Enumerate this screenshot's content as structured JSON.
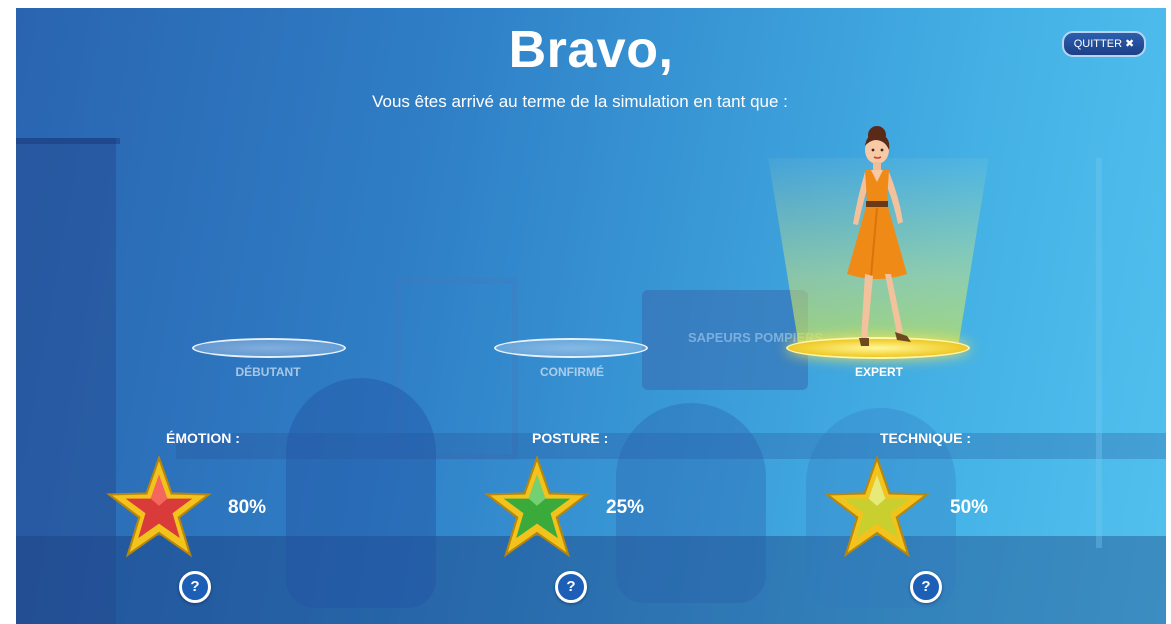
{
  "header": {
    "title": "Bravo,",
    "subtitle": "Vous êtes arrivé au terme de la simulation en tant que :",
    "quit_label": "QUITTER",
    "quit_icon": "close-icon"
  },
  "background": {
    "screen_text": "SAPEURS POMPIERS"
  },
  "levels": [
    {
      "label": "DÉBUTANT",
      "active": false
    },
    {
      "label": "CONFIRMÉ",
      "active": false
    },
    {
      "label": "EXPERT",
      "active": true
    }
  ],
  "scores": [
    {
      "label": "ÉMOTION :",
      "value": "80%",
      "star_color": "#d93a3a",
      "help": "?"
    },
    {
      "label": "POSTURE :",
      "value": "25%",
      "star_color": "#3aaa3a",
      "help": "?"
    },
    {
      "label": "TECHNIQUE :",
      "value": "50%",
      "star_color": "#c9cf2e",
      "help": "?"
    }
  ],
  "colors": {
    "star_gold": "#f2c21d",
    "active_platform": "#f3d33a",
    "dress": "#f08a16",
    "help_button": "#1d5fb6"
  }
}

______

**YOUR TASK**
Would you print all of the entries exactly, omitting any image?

**WRITTEN RESPONSE**
Enumerate this screenshot's content as structured JSON.
{
  "header": {
    "title": "Bravo,",
    "subtitle": "Vous êtes arrivé au terme de la simulation en tant que :",
    "quit_label": "QUITTER",
    "quit_icon": "close-icon"
  },
  "background": {
    "screen_text": "SAPEURS POMPIERS"
  },
  "levels": [
    {
      "label": "DÉBUTANT",
      "active": false
    },
    {
      "label": "CONFIRMÉ",
      "active": false
    },
    {
      "label": "EXPERT",
      "active": true
    }
  ],
  "scores": [
    {
      "label": "ÉMOTION :",
      "value": "80%",
      "star_color": "#d93a3a",
      "help": "?"
    },
    {
      "label": "POSTURE :",
      "value": "25%",
      "star_color": "#3aaa3a",
      "help": "?"
    },
    {
      "label": "TECHNIQUE :",
      "value": "50%",
      "star_color": "#c9cf2e",
      "help": "?"
    }
  ],
  "colors": {
    "star_gold": "#f2c21d",
    "active_platform": "#f3d33a",
    "dress": "#f08a16",
    "help_button": "#1d5fb6"
  }
}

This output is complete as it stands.